How many lines of the records hold the string "people"? Reply with the number alone.

Entries from a dataset of interfaces:
★ ★ ★ ★ ★ ★ ★

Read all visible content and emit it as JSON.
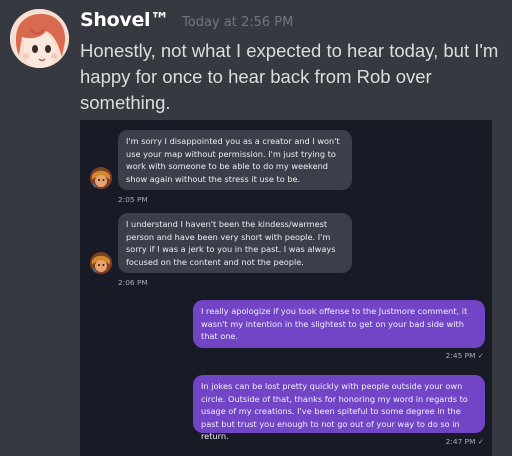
{
  "message": {
    "username": "Shovel™",
    "timestamp": "Today at 2:56 PM",
    "text": "Honestly, not what I expected to hear today, but I'm happy for once to hear back from Rob over something."
  },
  "chat": {
    "messages": [
      {
        "direction": "received",
        "text": "I'm sorry I disappointed you as a creator and I won't use your map without permission. I'm just trying to work with someone to be able to do my weekend show again without the stress it use to be.",
        "time": "2:05 PM"
      },
      {
        "direction": "received",
        "text": "I understand I haven't been the kindess/warmest person and have been very short with people. I'm sorry if I was a jerk to you in the past. I was always focused on the content and not the people.",
        "time": "2:06 PM"
      },
      {
        "direction": "sent",
        "text": "I really apologize if you took offense to the Justmore comment, it wasn't my intention in the slightest to get on your bad side with that one.",
        "time": "2:45 PM ✓"
      },
      {
        "direction": "sent",
        "text": "In jokes can be lost pretty quickly with people outside your own circle. Outside of that, thanks for honoring my word in regards to usage of my creations. I've been spiteful to some degree in the past but trust you enough to not go out of your way to do so in return.",
        "time": "2:47 PM ✓"
      }
    ]
  },
  "colors": {
    "background": "#36393f",
    "attachment_bg": "#181b25",
    "received_bubble": "#3a3f4b",
    "sent_bubble": "#7145c6"
  }
}
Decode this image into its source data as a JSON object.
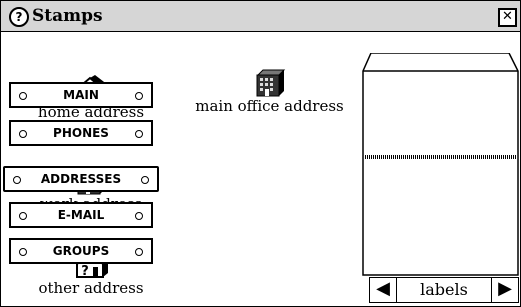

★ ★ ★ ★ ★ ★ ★

**Written answer**: 2